__App and web page records__
****************************************

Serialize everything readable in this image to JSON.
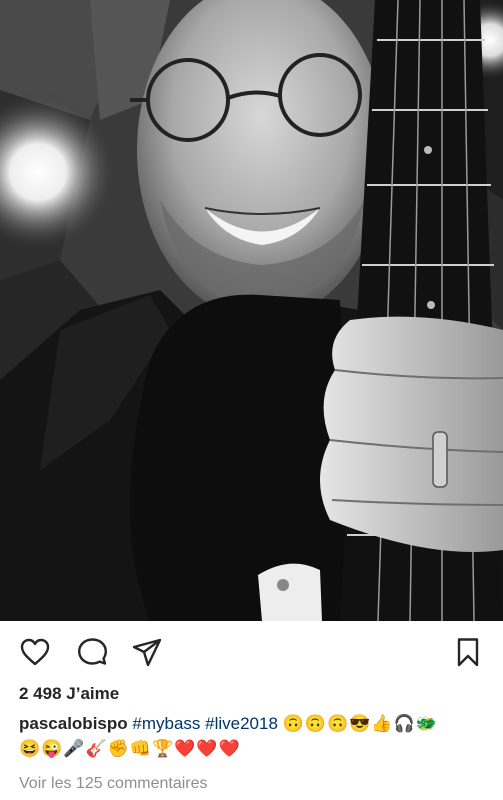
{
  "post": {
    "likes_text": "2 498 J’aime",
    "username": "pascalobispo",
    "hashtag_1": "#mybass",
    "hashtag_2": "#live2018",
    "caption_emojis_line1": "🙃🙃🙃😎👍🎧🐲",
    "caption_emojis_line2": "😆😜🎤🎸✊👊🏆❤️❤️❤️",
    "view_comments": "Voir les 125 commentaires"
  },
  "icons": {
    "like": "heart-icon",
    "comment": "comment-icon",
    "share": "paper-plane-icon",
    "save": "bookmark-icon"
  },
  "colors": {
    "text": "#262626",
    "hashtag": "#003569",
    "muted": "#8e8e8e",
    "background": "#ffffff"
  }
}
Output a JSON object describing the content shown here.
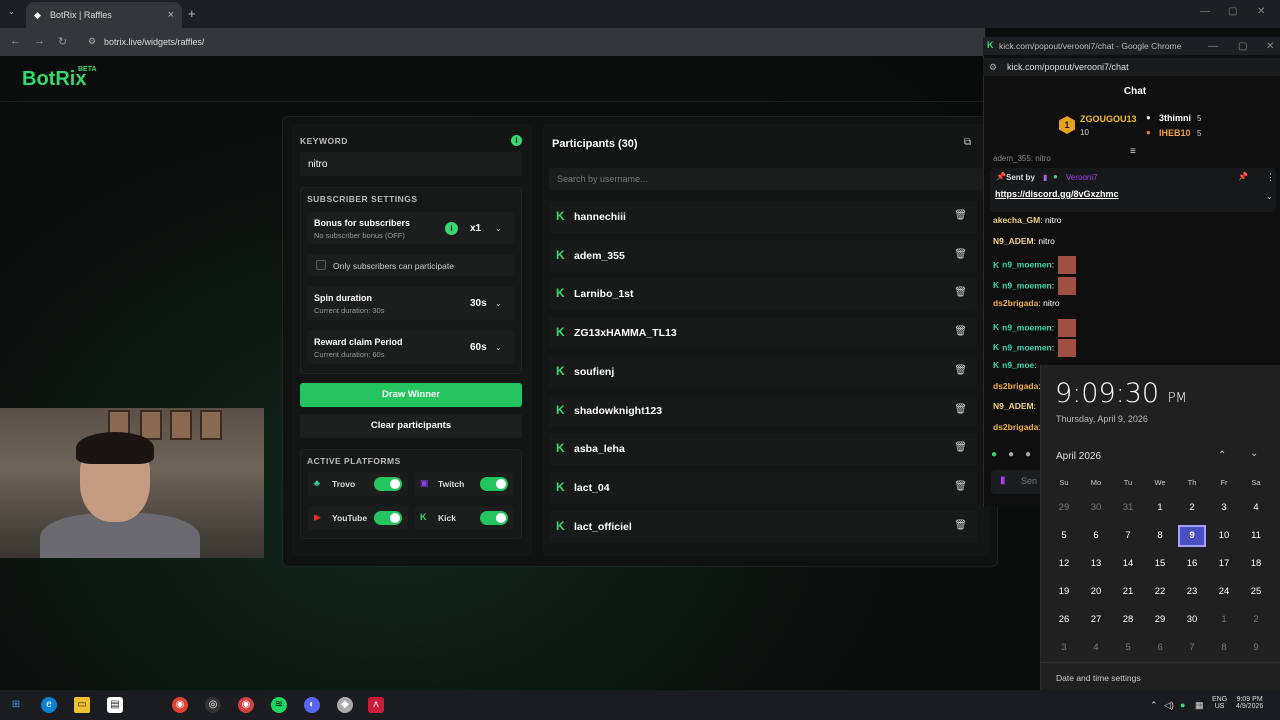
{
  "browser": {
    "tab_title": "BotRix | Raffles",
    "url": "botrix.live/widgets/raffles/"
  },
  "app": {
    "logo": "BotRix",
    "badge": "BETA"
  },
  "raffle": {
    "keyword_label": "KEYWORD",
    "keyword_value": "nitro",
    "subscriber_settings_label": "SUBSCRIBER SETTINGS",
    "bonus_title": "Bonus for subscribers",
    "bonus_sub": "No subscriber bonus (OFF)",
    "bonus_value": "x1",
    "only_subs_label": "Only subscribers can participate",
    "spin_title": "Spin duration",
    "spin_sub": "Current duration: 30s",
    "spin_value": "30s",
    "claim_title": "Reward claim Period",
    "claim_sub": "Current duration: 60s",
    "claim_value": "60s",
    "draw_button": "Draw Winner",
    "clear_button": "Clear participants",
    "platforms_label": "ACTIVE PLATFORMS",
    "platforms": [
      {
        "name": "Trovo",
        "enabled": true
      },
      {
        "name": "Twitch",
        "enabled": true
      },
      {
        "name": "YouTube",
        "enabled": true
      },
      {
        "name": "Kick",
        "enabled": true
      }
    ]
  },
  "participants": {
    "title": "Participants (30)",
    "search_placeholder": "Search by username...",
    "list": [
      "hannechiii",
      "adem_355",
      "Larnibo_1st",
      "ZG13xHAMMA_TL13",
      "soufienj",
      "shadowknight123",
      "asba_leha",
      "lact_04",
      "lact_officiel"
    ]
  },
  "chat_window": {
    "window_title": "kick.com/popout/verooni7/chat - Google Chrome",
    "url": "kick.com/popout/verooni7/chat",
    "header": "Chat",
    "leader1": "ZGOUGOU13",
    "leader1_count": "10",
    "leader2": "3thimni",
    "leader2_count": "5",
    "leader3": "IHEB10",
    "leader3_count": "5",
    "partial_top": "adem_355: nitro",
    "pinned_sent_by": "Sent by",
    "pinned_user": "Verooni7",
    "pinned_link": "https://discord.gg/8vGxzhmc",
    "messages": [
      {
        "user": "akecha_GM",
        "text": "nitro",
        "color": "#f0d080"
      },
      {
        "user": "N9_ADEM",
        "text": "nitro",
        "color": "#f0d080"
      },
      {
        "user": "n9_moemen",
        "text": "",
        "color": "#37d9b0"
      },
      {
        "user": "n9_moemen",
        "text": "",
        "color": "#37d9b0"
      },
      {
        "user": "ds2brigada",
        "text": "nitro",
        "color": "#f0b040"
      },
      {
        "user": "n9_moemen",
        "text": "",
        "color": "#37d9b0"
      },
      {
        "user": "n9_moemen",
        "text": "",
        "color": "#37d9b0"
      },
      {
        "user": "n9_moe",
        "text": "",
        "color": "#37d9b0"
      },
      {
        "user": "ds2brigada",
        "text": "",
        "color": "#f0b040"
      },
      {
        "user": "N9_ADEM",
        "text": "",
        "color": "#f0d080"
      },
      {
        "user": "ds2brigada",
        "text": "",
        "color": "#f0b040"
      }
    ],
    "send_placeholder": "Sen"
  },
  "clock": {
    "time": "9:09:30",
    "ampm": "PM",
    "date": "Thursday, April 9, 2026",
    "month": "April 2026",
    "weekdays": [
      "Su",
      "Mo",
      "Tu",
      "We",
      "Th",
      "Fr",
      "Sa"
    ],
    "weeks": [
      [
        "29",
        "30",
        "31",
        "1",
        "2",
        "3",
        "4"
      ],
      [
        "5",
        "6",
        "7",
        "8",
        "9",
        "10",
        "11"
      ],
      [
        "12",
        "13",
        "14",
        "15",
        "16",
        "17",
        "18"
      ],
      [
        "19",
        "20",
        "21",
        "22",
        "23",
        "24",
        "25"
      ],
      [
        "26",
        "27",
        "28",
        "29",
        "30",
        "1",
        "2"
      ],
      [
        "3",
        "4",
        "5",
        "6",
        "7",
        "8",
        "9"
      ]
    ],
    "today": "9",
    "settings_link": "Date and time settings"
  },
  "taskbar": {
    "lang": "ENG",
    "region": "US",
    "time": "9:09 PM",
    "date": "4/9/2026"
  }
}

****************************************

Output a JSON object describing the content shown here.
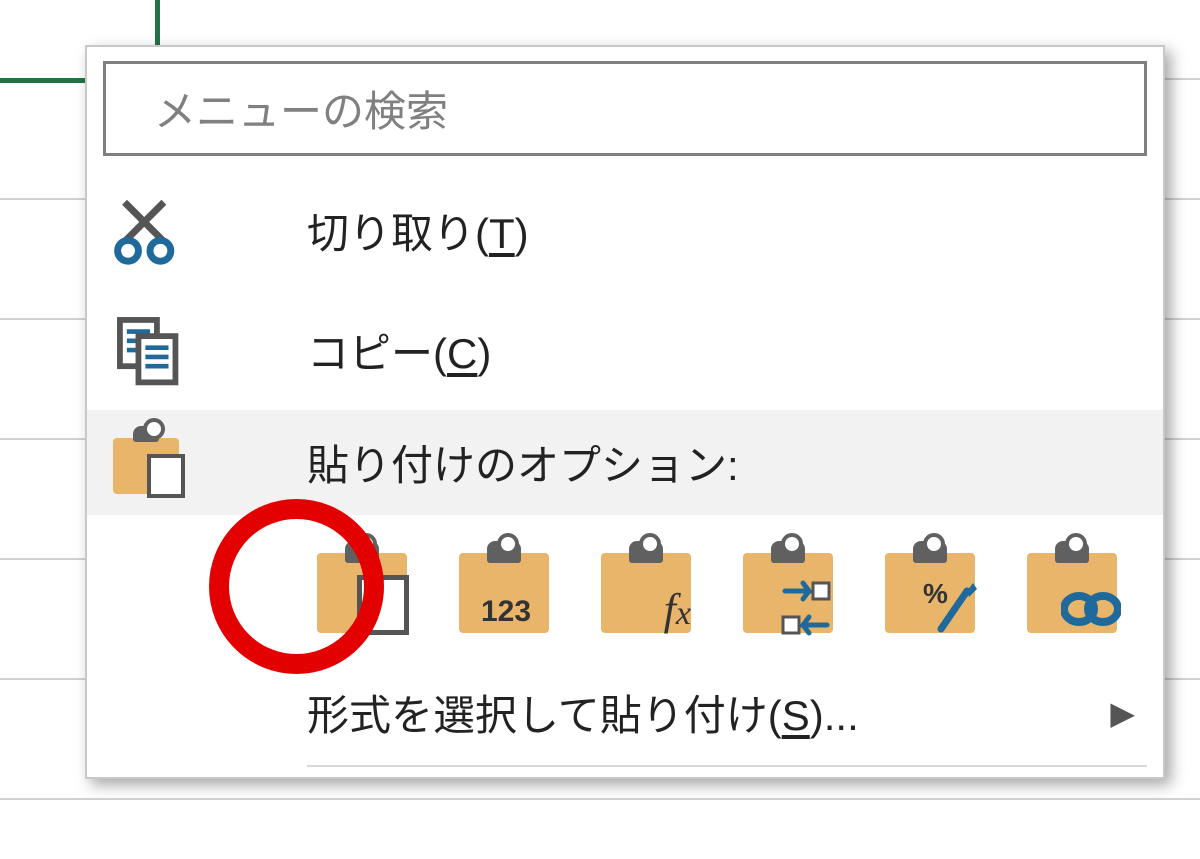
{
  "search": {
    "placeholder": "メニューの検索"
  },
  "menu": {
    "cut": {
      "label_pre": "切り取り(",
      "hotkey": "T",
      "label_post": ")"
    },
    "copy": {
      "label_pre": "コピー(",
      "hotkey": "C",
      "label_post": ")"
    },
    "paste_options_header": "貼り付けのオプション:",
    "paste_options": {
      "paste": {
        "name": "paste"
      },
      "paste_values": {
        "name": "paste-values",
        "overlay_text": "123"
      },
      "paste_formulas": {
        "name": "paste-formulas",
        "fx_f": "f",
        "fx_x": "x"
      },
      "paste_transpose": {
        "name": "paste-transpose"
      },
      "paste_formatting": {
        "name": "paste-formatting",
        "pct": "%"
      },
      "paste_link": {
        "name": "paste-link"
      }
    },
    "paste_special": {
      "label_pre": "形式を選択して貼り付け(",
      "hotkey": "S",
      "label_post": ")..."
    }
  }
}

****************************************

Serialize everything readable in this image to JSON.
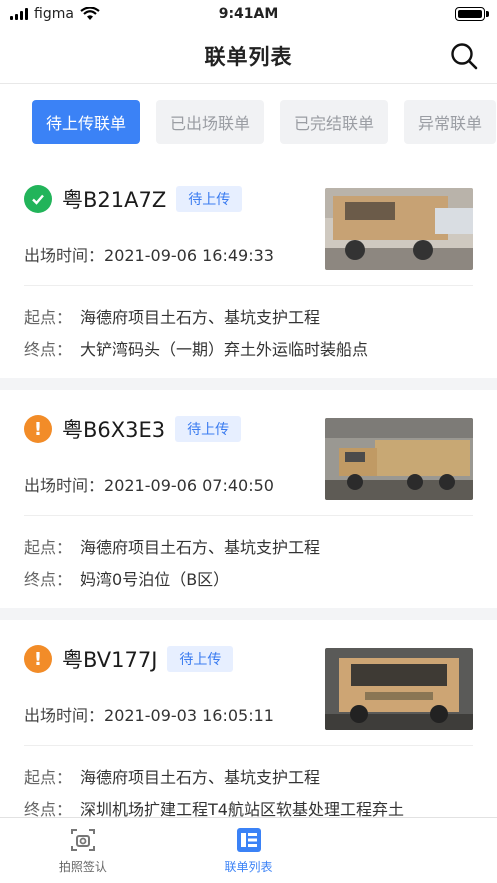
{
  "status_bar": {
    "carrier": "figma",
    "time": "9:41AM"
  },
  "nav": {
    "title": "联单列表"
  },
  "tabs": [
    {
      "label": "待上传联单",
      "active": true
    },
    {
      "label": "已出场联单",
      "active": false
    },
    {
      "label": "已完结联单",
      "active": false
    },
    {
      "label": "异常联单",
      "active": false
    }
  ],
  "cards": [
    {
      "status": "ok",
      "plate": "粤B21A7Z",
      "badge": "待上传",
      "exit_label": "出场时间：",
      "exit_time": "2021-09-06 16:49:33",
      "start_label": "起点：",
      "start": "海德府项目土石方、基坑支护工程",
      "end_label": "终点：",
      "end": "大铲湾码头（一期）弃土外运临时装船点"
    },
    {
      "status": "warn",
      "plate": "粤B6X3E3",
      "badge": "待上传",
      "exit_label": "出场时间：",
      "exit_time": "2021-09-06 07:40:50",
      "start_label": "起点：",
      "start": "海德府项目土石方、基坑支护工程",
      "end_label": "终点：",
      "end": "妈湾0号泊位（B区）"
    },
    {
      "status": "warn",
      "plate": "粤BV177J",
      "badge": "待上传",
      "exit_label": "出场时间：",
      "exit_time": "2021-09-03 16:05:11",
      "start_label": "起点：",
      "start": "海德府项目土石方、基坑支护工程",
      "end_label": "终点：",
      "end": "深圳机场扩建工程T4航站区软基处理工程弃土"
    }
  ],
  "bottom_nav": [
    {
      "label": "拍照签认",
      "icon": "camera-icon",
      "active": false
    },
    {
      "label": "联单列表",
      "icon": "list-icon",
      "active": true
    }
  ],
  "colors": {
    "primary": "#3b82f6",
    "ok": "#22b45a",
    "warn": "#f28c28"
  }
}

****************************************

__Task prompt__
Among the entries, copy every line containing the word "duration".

__Answer for the task__
    "spin_title": "Spin duration",
    "spin_sub": "Current duration: 30s",
    "claim_sub": "Current duration: 60s",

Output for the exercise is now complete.